Welcome to Unexplained Mysteries! Please sign in or create an account to start posting and to access a host of extra features.


- - - - -

8 foot eel larvae


  • Please log in to reply
2 replies to this topic

#1    El Diablo

El Diablo

    Alien Embryo

  • Member
  • Pip
  • 1 posts
  • Joined:15 Sep 2003

Posted 15 September 2003 - 10:45 PM

Yeh, I'm a newbie.  Anyway, I remember reading in a book from my school library in elementary school about this giant eel larvae that . It even had a picture to go with it. Anybody have any info on this?  


#2    Kismit

Kismit

    Telekinetic

  • Member
  • 7,680 posts
  • Joined:02 Nov 2001
  • Gender:Female
  • Location:New zealand

Posted 16 September 2003 - 12:09 AM

Welcome aboard Eldiablo ,
  Courtesy of the strange mag site .....
QUOTE
The case of the bottled sea serpent brings to attention another eel-shaped controversy. On January 31, 1930, while south of Africa's Cape of Good Hope, the Danish research vessel Dana captured what seemed to be an enormous leptocephalus (eel larva), which was duly preserved, bottled, and retained thereafter in Copenhagen University's Zoological Museum. It was a truly extraordinary specimen, for whereas the leptocephalus of the common eel Anguilla anguilla measures a diminutive 3 in. long and metamorphoses into an adult eel generally around 412 ft., the Dana's monstrous leptocephalus was already 6 ft. 112 in. long!

Accordingly, ichthyologists speculated that if its species' rate of growth equalled that of the common eel, the unknown adult form of the Dana larva might well attain incredible lengths of 108-180 ft.! The creature would be, in short, a super-eel, as postulated by cryptozoologist Dr. Bernard Heuvelmans when predicting identities for the types of beasts responsible for the voluminous collection of sea serpent reports on record.
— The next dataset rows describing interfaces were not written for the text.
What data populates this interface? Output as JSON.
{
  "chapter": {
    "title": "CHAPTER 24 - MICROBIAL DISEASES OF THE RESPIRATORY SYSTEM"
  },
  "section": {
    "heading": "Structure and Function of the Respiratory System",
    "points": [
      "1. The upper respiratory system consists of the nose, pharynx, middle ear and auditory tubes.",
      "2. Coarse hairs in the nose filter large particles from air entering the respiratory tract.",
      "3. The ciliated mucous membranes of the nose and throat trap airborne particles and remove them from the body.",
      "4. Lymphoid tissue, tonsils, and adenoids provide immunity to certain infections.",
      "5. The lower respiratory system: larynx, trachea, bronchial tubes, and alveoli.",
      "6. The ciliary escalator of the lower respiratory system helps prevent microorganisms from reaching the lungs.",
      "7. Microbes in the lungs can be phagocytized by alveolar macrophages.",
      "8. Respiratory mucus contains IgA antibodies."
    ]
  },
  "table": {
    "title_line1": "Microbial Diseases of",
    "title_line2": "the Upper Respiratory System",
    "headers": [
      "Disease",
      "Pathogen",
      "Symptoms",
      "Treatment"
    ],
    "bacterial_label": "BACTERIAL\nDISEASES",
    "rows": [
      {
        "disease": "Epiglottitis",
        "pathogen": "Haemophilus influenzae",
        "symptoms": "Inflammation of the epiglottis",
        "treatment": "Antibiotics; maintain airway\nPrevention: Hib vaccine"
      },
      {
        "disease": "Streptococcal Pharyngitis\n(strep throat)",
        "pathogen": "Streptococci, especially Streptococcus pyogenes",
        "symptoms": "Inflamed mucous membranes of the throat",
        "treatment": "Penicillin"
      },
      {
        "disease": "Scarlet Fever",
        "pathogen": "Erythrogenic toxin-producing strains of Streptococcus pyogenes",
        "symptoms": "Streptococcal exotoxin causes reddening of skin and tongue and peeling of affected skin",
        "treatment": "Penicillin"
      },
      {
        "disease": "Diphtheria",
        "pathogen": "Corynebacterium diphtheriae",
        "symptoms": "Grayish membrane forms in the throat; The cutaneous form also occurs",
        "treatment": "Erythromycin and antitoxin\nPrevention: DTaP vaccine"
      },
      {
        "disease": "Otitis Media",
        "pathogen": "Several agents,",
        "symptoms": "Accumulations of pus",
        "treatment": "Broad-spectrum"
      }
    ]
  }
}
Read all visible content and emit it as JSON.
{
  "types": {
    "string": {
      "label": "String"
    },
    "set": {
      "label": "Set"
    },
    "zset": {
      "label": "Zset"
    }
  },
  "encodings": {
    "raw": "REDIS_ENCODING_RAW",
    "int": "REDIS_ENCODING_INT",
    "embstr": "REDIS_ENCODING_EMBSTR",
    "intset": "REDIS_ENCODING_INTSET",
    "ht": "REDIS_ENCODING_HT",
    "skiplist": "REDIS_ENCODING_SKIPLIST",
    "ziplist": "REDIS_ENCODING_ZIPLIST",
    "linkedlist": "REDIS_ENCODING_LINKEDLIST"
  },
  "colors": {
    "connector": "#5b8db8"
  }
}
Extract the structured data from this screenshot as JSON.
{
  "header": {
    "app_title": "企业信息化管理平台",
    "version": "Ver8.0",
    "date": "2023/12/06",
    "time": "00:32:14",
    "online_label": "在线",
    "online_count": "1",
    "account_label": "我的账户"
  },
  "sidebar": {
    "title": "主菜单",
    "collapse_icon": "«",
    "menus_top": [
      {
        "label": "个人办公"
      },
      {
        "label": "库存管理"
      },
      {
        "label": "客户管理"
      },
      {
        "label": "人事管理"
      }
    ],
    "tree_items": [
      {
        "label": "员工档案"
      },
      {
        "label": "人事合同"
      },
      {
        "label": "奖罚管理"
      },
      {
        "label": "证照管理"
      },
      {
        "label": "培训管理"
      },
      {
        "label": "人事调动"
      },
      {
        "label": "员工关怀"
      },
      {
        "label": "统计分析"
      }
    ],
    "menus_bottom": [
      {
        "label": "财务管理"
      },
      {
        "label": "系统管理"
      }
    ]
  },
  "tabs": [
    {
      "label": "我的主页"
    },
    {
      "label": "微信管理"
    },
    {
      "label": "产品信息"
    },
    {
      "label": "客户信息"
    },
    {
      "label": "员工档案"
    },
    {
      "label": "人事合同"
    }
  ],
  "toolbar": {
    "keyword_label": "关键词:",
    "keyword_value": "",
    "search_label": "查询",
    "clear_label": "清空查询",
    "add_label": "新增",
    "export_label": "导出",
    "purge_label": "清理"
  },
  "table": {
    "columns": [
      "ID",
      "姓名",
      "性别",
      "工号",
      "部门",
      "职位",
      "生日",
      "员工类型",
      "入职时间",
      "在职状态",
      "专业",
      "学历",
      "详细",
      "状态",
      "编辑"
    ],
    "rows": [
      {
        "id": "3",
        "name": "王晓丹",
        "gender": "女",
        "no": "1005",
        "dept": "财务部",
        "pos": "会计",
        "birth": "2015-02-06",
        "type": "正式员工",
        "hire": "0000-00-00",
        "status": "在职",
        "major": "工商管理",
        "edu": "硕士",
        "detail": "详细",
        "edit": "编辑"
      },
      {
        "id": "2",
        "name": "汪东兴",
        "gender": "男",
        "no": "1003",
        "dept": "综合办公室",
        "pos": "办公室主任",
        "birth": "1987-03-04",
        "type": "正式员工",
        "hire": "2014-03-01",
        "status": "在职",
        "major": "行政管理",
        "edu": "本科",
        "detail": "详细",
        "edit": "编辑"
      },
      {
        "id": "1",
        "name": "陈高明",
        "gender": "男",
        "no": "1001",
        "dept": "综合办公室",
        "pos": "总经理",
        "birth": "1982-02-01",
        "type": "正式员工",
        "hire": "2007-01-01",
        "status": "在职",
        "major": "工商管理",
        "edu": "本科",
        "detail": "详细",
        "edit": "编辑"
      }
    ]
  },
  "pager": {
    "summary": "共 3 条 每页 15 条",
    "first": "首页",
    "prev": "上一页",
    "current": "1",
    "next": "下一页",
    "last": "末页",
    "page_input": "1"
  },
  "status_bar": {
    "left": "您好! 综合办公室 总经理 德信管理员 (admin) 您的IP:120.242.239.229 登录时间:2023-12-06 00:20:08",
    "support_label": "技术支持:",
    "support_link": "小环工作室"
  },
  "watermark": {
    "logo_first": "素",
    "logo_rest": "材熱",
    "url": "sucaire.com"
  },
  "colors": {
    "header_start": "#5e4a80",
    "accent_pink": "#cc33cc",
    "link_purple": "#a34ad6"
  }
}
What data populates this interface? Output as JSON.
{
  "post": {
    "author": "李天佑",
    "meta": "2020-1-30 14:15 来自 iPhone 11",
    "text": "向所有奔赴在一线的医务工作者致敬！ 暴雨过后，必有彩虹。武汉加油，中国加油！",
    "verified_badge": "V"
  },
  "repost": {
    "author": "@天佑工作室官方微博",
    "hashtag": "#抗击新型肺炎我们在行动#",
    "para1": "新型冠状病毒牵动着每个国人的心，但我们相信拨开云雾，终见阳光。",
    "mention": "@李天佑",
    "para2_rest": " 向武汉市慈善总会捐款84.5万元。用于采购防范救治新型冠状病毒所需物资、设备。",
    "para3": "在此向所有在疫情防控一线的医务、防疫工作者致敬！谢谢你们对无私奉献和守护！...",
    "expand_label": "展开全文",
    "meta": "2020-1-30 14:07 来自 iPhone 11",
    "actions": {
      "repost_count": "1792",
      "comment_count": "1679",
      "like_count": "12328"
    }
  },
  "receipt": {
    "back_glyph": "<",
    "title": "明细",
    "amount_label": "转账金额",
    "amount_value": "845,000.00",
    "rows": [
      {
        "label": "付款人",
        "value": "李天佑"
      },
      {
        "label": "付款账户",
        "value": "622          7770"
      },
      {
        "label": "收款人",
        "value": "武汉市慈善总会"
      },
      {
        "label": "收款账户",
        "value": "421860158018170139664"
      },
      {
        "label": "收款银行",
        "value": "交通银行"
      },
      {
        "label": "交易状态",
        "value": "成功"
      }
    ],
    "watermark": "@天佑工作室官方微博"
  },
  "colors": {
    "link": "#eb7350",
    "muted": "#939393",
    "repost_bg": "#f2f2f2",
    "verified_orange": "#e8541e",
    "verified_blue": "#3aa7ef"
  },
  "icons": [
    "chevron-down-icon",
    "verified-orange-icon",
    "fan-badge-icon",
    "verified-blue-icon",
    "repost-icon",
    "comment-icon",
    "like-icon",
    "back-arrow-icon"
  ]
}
Sadly, however, it was not to be.

In 1970, University of Miami ichthyologist Dr. David G. Smith revealed that the Dana leptocephalus was not the larva of a true eel, but of a quite different eel-like fish known as a notacanthid or spiny eel. What makes this identification so devastating for its claim to fame as a bona fide sea serpent is that notacanthids undergo most of their growth before transformation of the larva into the adult, not after (as true eels do). That is to say, adult notacanthids are scarcely longer in length than their larvae--which means that the Dana larvae's length was nothing special at all, and would not have increased to any great extent if it had survived and transformed into an adult. Exit the bottled sea serpent!



--------------------------------------------------------------------------------



#3    Seraphina

Seraphina

    Voted Best Member 2005

  • Member
  • 7,133 posts
  • Joined:10 Sep 2003
  • Location:Paisley, Scotland

  • Everyone likes a smouldering and sexy glare from a diminutive scientist.

Posted 16 September 2003 - 12:56 PM

Not so far fetched...if you think about it, 180ft wouldn't be so out of the way, by prehistoric standards, that isn't all that huge...it's possible that some examples of ancient marine creatures could still survive today; rare, but by no means extinct.

Posted Image

Apparantly, over on Exchristian.Net, they say that I'm "probably the smartest person" on UM....that is so cool...




1 user(s) are reading this topic

0 members, 1 guests, 0 anonymous users